Violin Memory Changes Its Tune
NEW YORK (The Deal) -- Investment bankers figuring out how much to price an initial public offering at usually try to do right by their client, both on the upside and on the potential downside.
It's a question of striking the right balance. Either the range tends toward underpricing, so that the company ends up with less than it should by rights expect; or overpricing, leaving the underwriter with unsold shares and, possibly a damaged image for its client in the market debut, as was famously Morgan Stanley's dilemma in taking Facebook
But if the company and its bankers know offers are already on the table, that might have unintended effects on the newly public company.
Such may have been the case with computer flash storage drive maker Violin Memory
The companies that had been talking to Santa Clara, Calif.-based Violin Memory include some of the biggest in enterprise technology service providers: Hewlett-Packard
Violin Memory did not respond to a request for comment. Hewlett-Packard and Seagate said it was company policy not to comment on rumor or speculation. Samsung could not be reached for comment, while IBM and EMC did not respond to requests for comment.
In fact, Hewlett-Packard already had an agreement in place to resell Violin Memory products, but the company ended the arrangement in the fall of 2012, ostensibly in favor of the 3Par products it acquired in 2010 as part of a $2.3 billion deal.
Despite the buyout interest, Violin went public in September. Barely three months later, founder and CEO Donald Basile was let go by his board.
The IPO was rocky. After pricing at $9 per share on Sept. 26 to raise $162 million before expenses, the stock opened at $7.50 and closed at $7.02 on its first day of trading.

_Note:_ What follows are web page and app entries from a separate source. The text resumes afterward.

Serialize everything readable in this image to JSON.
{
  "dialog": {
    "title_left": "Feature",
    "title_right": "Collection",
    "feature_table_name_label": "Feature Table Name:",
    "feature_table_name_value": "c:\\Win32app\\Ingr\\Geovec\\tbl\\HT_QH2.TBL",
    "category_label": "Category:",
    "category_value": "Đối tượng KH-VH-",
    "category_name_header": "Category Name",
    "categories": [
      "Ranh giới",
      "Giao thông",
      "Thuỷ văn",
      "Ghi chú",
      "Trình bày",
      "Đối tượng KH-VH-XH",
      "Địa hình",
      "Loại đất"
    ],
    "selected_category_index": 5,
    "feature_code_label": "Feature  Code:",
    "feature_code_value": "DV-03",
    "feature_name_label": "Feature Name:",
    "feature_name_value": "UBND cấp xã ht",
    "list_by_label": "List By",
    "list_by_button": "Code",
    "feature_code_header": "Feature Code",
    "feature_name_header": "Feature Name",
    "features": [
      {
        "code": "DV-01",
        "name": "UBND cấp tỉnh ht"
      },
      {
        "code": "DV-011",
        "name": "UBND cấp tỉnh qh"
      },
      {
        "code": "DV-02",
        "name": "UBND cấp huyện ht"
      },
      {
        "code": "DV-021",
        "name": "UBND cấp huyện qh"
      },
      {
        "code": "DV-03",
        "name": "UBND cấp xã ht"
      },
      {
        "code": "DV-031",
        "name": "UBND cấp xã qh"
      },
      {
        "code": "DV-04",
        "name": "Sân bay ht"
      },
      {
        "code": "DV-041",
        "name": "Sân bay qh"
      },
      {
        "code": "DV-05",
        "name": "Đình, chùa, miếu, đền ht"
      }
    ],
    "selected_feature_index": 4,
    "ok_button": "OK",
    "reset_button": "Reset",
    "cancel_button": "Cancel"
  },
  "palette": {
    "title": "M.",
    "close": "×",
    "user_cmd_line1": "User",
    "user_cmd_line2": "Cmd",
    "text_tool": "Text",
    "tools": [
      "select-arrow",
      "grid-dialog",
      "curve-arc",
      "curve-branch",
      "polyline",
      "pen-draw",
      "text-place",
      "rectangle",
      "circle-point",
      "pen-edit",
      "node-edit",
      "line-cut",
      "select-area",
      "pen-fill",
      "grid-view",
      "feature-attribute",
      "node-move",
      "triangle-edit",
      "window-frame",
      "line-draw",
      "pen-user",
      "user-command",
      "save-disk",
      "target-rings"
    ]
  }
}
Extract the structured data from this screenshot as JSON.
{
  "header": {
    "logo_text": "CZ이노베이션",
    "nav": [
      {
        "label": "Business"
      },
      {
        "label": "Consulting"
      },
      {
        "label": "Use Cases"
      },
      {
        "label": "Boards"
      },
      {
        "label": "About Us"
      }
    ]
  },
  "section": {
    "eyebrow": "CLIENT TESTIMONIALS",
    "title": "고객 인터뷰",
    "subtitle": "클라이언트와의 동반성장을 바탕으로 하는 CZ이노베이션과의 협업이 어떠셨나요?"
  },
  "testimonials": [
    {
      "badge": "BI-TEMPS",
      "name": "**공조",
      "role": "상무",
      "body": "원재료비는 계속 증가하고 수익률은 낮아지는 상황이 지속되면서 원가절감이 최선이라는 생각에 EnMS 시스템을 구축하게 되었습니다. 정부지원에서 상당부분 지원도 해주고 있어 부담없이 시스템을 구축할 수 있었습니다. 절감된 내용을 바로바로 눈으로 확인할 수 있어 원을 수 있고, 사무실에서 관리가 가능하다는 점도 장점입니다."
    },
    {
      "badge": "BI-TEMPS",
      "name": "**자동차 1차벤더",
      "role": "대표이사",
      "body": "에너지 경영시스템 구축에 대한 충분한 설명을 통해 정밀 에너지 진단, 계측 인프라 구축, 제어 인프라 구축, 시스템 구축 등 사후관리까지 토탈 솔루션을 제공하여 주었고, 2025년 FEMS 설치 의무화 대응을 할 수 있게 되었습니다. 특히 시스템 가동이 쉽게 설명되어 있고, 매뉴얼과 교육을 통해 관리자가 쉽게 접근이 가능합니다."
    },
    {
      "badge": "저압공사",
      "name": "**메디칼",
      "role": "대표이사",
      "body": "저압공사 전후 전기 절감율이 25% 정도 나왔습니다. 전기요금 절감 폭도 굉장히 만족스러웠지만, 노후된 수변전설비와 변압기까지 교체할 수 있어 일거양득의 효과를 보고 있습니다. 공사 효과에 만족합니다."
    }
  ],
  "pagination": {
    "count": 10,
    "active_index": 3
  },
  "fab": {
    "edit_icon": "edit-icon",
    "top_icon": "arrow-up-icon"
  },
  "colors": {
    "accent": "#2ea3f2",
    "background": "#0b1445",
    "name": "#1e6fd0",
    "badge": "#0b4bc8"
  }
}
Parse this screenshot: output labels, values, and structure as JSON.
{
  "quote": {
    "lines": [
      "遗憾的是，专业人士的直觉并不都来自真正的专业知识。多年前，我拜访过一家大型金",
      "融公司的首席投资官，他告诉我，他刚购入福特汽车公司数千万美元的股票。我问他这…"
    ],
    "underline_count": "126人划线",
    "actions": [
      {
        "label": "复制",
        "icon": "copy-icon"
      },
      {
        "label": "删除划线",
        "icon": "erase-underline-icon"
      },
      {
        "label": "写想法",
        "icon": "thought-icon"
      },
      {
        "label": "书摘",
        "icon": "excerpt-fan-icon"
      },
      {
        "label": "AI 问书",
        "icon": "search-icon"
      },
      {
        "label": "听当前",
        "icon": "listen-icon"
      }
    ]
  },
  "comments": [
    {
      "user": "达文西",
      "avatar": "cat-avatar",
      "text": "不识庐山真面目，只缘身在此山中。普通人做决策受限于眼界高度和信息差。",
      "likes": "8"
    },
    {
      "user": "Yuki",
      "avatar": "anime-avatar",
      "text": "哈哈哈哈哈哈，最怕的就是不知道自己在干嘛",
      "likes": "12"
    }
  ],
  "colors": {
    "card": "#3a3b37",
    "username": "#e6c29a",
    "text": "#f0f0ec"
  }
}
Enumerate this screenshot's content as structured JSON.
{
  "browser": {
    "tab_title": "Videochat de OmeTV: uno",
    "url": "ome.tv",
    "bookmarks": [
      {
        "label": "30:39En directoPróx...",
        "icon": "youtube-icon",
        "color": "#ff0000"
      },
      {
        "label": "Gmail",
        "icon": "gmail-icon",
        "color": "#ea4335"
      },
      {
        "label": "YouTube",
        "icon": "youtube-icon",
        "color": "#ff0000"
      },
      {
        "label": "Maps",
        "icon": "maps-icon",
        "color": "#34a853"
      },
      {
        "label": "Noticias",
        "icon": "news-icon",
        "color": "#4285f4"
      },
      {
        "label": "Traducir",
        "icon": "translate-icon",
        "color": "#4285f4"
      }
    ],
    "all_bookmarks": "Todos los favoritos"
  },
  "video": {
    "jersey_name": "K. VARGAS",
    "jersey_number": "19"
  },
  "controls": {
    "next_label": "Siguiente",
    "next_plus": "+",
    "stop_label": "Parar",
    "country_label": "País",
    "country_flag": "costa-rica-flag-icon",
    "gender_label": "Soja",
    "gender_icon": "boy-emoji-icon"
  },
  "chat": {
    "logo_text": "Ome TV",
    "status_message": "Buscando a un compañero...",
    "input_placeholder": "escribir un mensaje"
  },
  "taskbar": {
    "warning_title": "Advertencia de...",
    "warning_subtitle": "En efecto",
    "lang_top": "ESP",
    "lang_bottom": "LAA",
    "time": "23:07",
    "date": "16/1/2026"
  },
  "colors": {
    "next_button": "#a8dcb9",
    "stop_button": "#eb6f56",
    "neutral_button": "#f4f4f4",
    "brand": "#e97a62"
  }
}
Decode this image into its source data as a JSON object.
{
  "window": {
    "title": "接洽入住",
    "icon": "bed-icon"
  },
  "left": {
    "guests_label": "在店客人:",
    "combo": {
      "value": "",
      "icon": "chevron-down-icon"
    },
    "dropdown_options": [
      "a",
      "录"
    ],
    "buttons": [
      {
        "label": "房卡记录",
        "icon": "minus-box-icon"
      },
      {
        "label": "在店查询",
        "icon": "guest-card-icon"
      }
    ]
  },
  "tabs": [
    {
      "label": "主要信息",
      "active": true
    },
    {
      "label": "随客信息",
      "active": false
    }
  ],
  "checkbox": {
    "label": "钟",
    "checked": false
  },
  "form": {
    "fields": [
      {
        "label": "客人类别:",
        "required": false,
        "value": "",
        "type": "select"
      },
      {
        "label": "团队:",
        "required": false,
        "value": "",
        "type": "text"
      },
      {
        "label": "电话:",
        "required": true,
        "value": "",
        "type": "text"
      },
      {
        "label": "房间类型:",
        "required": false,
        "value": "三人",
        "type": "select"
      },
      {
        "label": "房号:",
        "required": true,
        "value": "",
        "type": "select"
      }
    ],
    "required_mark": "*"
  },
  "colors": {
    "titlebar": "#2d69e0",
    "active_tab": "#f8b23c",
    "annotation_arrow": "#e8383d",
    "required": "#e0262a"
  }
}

Making matter worse was Violin Memory's first earnings report as a public company: a net loss of $34 million for the third quarter of 2013 on revenue that was up 37%, to $28.3 million, year-over-year as compared to a $25 million net loss for the same period a year earlier. (The company has yet to turn a profit.)